● Task description
Keep only the lines of the data below that contain "checked", and copy them.

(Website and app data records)
━━━━━━━━━━━━━━━━━━━━━━━━━━━━━━

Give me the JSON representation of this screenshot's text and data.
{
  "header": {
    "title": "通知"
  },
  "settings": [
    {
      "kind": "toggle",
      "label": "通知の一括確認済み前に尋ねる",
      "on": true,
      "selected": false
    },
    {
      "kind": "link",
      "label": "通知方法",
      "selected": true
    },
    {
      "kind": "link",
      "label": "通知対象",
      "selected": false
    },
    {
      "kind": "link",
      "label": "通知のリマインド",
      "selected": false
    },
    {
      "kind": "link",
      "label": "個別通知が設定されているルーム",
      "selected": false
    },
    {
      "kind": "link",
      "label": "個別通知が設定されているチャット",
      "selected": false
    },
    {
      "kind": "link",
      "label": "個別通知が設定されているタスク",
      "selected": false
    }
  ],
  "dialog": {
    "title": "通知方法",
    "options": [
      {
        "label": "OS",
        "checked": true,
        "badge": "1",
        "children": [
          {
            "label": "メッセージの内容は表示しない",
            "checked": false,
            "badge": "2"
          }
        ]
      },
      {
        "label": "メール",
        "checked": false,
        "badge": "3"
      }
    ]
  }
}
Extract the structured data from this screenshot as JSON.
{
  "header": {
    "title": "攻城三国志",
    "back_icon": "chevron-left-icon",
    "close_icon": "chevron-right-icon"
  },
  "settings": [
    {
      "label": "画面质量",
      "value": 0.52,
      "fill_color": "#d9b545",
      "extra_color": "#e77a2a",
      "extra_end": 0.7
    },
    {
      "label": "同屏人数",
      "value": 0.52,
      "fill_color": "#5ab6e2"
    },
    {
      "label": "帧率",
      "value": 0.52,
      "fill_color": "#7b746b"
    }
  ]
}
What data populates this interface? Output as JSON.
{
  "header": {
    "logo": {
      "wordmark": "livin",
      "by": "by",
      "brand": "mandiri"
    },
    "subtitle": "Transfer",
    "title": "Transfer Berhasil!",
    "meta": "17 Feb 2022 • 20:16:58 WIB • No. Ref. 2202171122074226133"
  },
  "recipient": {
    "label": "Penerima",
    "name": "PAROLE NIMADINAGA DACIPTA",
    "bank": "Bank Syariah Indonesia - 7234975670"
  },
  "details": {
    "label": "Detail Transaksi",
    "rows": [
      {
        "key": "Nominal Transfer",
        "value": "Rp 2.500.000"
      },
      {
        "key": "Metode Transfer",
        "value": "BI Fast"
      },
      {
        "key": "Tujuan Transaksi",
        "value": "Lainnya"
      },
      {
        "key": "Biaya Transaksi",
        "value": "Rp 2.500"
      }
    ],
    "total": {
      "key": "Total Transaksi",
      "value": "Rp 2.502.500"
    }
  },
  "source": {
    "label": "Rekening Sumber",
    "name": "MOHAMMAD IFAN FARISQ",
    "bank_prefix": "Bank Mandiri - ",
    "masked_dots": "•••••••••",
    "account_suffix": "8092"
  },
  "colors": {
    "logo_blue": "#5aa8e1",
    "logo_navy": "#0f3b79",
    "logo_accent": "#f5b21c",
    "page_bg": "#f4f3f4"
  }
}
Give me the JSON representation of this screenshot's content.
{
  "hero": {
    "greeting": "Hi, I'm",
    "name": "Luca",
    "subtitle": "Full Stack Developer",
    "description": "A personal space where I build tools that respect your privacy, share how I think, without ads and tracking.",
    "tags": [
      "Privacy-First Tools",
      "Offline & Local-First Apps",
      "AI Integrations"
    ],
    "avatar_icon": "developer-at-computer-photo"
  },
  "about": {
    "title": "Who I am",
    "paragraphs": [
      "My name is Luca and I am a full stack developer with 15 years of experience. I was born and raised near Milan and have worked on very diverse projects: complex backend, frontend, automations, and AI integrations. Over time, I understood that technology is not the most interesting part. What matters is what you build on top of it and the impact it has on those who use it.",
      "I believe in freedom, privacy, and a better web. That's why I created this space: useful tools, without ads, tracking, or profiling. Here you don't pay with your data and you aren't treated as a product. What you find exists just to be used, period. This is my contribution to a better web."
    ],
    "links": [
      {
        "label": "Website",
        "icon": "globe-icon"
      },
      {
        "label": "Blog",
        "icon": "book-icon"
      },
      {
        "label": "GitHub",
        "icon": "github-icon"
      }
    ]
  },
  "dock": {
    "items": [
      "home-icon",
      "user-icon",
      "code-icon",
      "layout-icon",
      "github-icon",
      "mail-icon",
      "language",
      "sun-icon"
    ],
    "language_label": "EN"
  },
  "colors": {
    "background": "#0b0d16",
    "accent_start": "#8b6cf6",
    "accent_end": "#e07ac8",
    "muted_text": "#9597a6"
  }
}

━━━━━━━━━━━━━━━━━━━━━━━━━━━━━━

● Response
        "checked": true,
            "checked": false,
        "checked": false,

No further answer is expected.